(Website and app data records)
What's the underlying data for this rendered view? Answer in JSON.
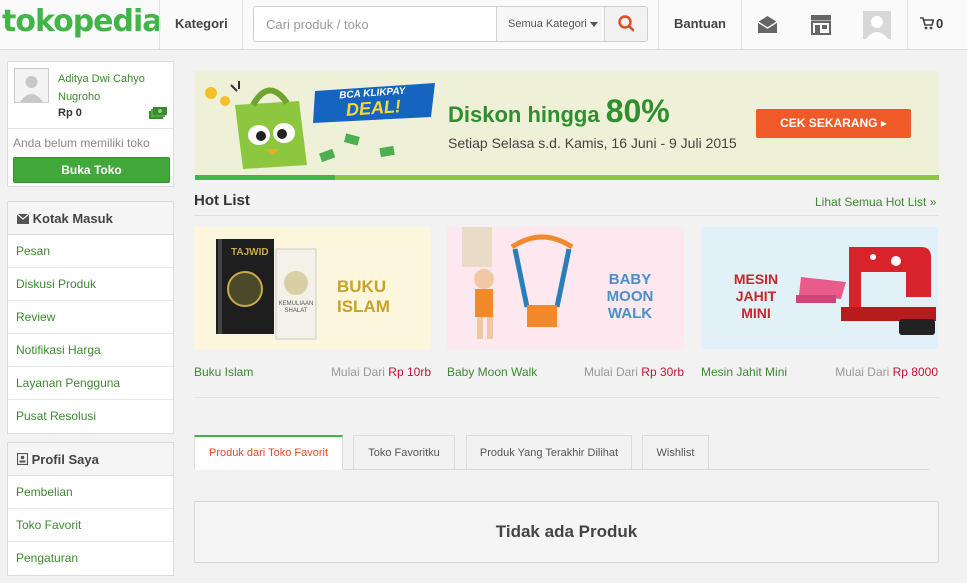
{
  "header": {
    "logo": "tokopedia",
    "kategori_label": "Kategori",
    "search_placeholder": "Cari produk / toko",
    "category_select": "Semua Kategori",
    "bantuan_label": "Bantuan",
    "cart_count": "0",
    "icons": [
      "search-icon",
      "mail-icon",
      "shop-icon",
      "avatar-icon",
      "cart-icon"
    ]
  },
  "user": {
    "name": "Aditya Dwi Cahyo Nugroho",
    "saldo": "Rp 0",
    "no_shop_text": "Anda belum memiliki toko",
    "open_shop_button": "Buka Toko"
  },
  "inbox": {
    "title": "Kotak Masuk",
    "items": [
      "Pesan",
      "Diskusi Produk",
      "Review",
      "Notifikasi Harga",
      "Layanan Pengguna",
      "Pusat Resolusi"
    ]
  },
  "profile": {
    "title": "Profil Saya",
    "items": [
      "Pembelian",
      "Toko Favorit",
      "Pengaturan"
    ]
  },
  "banner": {
    "badge_top": "BCA KLIKPAY",
    "badge_bottom": "DEAL!",
    "title_prefix": "Diskon hingga ",
    "title_big": "80%",
    "subtitle": "Setiap Selasa s.d. Kamis, 16 Juni - 9 Juli 2015",
    "cta": "CEK SEKARANG ▸"
  },
  "hotlist": {
    "title": "Hot List",
    "see_all": "Lihat Semua Hot List »",
    "price_prefix": "Mulai Dari",
    "items": [
      {
        "name": "Buku Islam",
        "price": "Rp 10rb",
        "image_text": "BUKU ISLAM",
        "book1": "TAJWID",
        "book2": "KEMULIAAN SHALAT"
      },
      {
        "name": "Baby Moon Walk",
        "price": "Rp 30rb",
        "image_text_1": "BABY",
        "image_text_2": "MOON WALK"
      },
      {
        "name": "Mesin Jahit Mini",
        "price": "Rp 8000",
        "image_text_1": "MESIN JAHIT",
        "image_text_2": "MINI"
      }
    ]
  },
  "tabs": {
    "items": [
      "Produk dari Toko Favorit",
      "Toko Favoritku",
      "Produk Yang Terakhir Dilihat",
      "Wishlist"
    ],
    "active": 0
  },
  "empty_message": "Tidak ada Produk",
  "colors": {
    "brand_green": "#42b549",
    "link_green": "#3c8a2f",
    "cta_orange": "#f05a28",
    "price_red": "#c8102e"
  }
}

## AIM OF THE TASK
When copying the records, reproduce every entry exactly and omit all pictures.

## RESULT
What's the underlying data for this rendered view? Answer in JSON.
{
  "header": {
    "logo": "tokopedia",
    "kategori_label": "Kategori",
    "search_placeholder": "Cari produk / toko",
    "category_select": "Semua Kategori",
    "bantuan_label": "Bantuan",
    "cart_count": "0",
    "icons": [
      "search-icon",
      "mail-icon",
      "shop-icon",
      "avatar-icon",
      "cart-icon"
    ]
  },
  "user": {
    "name": "Aditya Dwi Cahyo Nugroho",
    "saldo": "Rp 0",
    "no_shop_text": "Anda belum memiliki toko",
    "open_shop_button": "Buka Toko"
  },
  "inbox": {
    "title": "Kotak Masuk",
    "items": [
      "Pesan",
      "Diskusi Produk",
      "Review",
      "Notifikasi Harga",
      "Layanan Pengguna",
      "Pusat Resolusi"
    ]
  },
  "profile": {
    "title": "Profil Saya",
    "items": [
      "Pembelian",
      "Toko Favorit",
      "Pengaturan"
    ]
  },
  "banner": {
    "badge_top": "BCA KLIKPAY",
    "badge_bottom": "DEAL!",
    "title_prefix": "Diskon hingga ",
    "title_big": "80%",
    "subtitle": "Setiap Selasa s.d. Kamis, 16 Juni - 9 Juli 2015",
    "cta": "CEK SEKARANG ▸"
  },
  "hotlist": {
    "title": "Hot List",
    "see_all": "Lihat Semua Hot List »",
    "price_prefix": "Mulai Dari",
    "items": [
      {
        "name": "Buku Islam",
        "price": "Rp 10rb",
        "image_text": "BUKU ISLAM",
        "book1": "TAJWID",
        "book2": "KEMULIAAN SHALAT"
      },
      {
        "name": "Baby Moon Walk",
        "price": "Rp 30rb",
        "image_text_1": "BABY",
        "image_text_2": "MOON WALK"
      },
      {
        "name": "Mesin Jahit Mini",
        "price": "Rp 8000",
        "image_text_1": "MESIN JAHIT",
        "image_text_2": "MINI"
      }
    ]
  },
  "tabs": {
    "items": [
      "Produk dari Toko Favorit",
      "Toko Favoritku",
      "Produk Yang Terakhir Dilihat",
      "Wishlist"
    ],
    "active": 0
  },
  "empty_message": "Tidak ada Produk",
  "colors": {
    "brand_green": "#42b549",
    "link_green": "#3c8a2f",
    "cta_orange": "#f05a28",
    "price_red": "#c8102e"
  }
}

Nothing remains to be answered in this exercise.